01/20/2009 03:51 pm ET Updated May 25, 2011

What the Obama Team Has Not Yet Decided

the announced policies of the Obama team are not adequate. I don't mean simply that the stimulus plan i not big enough. There's time to build that up.

Rather, In the past few weeks, the credit crisis took a turn for the worse that is not fully appreciated. It showed up msot dramatically in the losses Merrill Lynch reported--and that forced Bank ofAmerica to go begging to the federal governmnet for help.

Was B of A foolish to buy at those prices? Yes. But what the Monday morning quarterbacks don't realize is that the situation deteriorated rapidly after they made the deal. And this is now what the Obama team must handle.

What happened? Defaults are stil high, lost jobs and incomes are making them worse, and the value of those mortgage backed securities, which are now the heart and soul of banking--and the deep mortal wound as well--keeps falling. Few if any ahve fully understood or anticipated the ongoing dangers.

President Obama moved with haste and intelligence when it became clear that a new stimulus package of substantial size was needed. He took care to add tax cuts, which is a pity. But this will be his style. Give a little politically to get something.

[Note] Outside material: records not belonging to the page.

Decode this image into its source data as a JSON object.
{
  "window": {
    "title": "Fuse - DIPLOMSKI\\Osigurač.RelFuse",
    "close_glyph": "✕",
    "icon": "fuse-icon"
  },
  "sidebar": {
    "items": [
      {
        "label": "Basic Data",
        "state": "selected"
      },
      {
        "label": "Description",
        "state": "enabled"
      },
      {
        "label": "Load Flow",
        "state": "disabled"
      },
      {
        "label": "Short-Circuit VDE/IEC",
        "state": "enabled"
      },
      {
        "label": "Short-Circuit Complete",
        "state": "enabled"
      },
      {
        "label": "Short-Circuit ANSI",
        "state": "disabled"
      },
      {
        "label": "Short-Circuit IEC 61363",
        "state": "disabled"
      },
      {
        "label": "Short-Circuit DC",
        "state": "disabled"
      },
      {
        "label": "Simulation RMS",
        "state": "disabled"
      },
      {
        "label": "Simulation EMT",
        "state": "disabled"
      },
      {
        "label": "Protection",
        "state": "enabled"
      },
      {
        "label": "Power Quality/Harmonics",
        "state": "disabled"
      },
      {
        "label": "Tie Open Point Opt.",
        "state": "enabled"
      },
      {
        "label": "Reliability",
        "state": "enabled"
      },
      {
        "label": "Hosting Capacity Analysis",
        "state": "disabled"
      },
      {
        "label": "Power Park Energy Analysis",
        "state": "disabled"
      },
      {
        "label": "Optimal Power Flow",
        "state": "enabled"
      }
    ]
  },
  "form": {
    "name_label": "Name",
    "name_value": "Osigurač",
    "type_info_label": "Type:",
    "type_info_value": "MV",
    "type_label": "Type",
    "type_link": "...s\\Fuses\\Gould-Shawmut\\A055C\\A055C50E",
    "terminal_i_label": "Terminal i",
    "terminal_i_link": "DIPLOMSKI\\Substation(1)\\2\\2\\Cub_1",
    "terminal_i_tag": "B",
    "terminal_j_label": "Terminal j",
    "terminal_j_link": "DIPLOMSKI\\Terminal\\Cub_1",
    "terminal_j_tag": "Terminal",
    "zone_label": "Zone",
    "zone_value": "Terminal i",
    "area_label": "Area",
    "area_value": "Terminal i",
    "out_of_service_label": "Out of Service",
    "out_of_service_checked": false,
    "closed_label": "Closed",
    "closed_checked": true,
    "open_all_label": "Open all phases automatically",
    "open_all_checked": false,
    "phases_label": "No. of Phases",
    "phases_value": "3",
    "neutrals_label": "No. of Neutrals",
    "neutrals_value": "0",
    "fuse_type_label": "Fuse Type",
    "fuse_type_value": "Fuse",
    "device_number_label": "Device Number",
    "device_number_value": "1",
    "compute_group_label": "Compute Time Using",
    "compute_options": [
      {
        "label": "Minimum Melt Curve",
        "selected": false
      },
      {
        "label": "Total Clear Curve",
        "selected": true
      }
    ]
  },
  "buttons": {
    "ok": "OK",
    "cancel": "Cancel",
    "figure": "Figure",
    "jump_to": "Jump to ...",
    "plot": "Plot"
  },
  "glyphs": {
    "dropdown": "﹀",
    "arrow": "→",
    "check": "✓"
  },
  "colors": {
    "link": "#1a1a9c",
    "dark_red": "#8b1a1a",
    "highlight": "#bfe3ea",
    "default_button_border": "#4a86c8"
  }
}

But more is now necessary. Many economists turned up their nose at Paulson's first instinct to stabilize the mortgage-backed obligation market by buying up bad assets. Just give them capital, the right and left argued with vehemence and a fair degree of arrogance. But if the value of the assets keep falling, more capital just goes down a hole.

As of today, we hear the Obama team is talking about a plan to stabilize the market by buying or insuring bad assdets. We need it quickly. But we haven't heard enough about how to stanch the mortgage defaults, which are dialy making the stabilization of the credit markets almost impossible. What's the Obama plan?

We also have not heard enough yet about re-regualting these entities. Granted, that can wait a bit. I'd be more comfortable if some "anti-dergulationstis" were on baord. But the mortgage default program--though difficult to implmenment under any cricusmtances--needs immediate attention.

This economic team is very capable but they are hardly visionaries. The leaders of the team--notablu Summers--supported deregulation strongly in the 1990s. They were at one wiht Greenpans market philosophies. None of them warned about how serious the dangers were early on. None of them insist Greenspan look more closely at shdow banking. They have been slow to come up with a defaults solution. Why?

But we need a lot of policy in the first few weeks of the administration--not just the policies that are now widely accepted. Here's hoping the Obama team has a few who can stick their necks out.